- **Task objective**: Reproduce the listing below word for word and exclude any picture.

- **Exercise data**:

-----

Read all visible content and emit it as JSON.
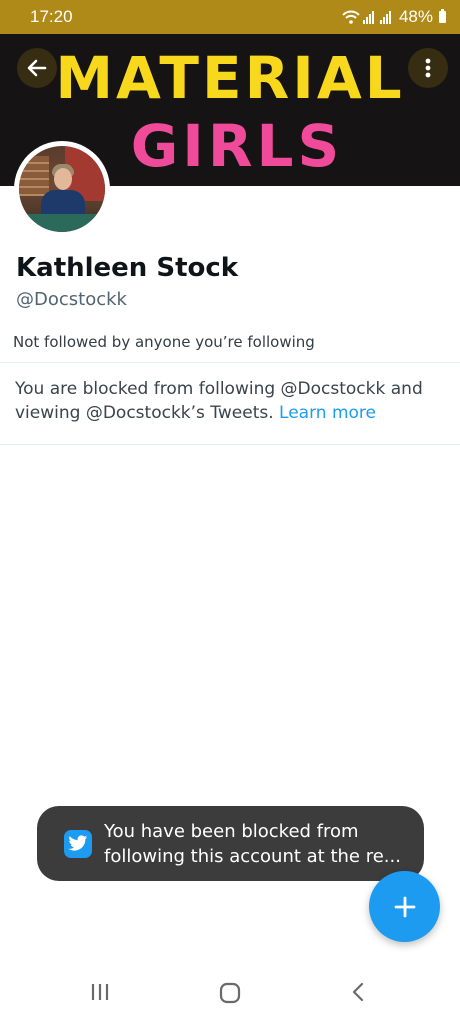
{
  "status_bar": {
    "time": "17:20",
    "battery": "48%",
    "icons": [
      "wifi-icon",
      "signal-icon",
      "signal-icon",
      "battery-icon"
    ]
  },
  "banner": {
    "line1": "MATERIAL",
    "line2": "GIRLS",
    "colors": {
      "line1": "#f8d81c",
      "line2": "#f04a9a",
      "background": "#151313"
    }
  },
  "profile": {
    "name": "Kathleen Stock",
    "handle": "@Docstockk",
    "followed_note": "Not followed by anyone you’re following"
  },
  "blocked_notice": {
    "text": "You are blocked from following @Docstockk and viewing @Docstockk’s Tweets.",
    "link_label": "Learn more"
  },
  "toast": {
    "line1": "You have been blocked from",
    "line2": "following this account at the re..."
  },
  "accent_color": "#1d9bf0",
  "nav_bar": {
    "items": [
      "recents-icon",
      "home-icon",
      "back-icon"
    ]
  }
}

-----

- **Response to this task**:
Read all visible content and emit it as JSON.
{
  "status_bar": {
    "time": "17:20",
    "battery": "48%",
    "icons": [
      "wifi-icon",
      "signal-icon",
      "signal-icon",
      "battery-icon"
    ]
  },
  "banner": {
    "line1": "MATERIAL",
    "line2": "GIRLS",
    "colors": {
      "line1": "#f8d81c",
      "line2": "#f04a9a",
      "background": "#151313"
    }
  },
  "profile": {
    "name": "Kathleen Stock",
    "handle": "@Docstockk",
    "followed_note": "Not followed by anyone you’re following"
  },
  "blocked_notice": {
    "text": "You are blocked from following @Docstockk and viewing @Docstockk’s Tweets.",
    "link_label": "Learn more"
  },
  "toast": {
    "line1": "You have been blocked from",
    "line2": "following this account at the re..."
  },
  "accent_color": "#1d9bf0",
  "nav_bar": {
    "items": [
      "recents-icon",
      "home-icon",
      "back-icon"
    ]
  }
}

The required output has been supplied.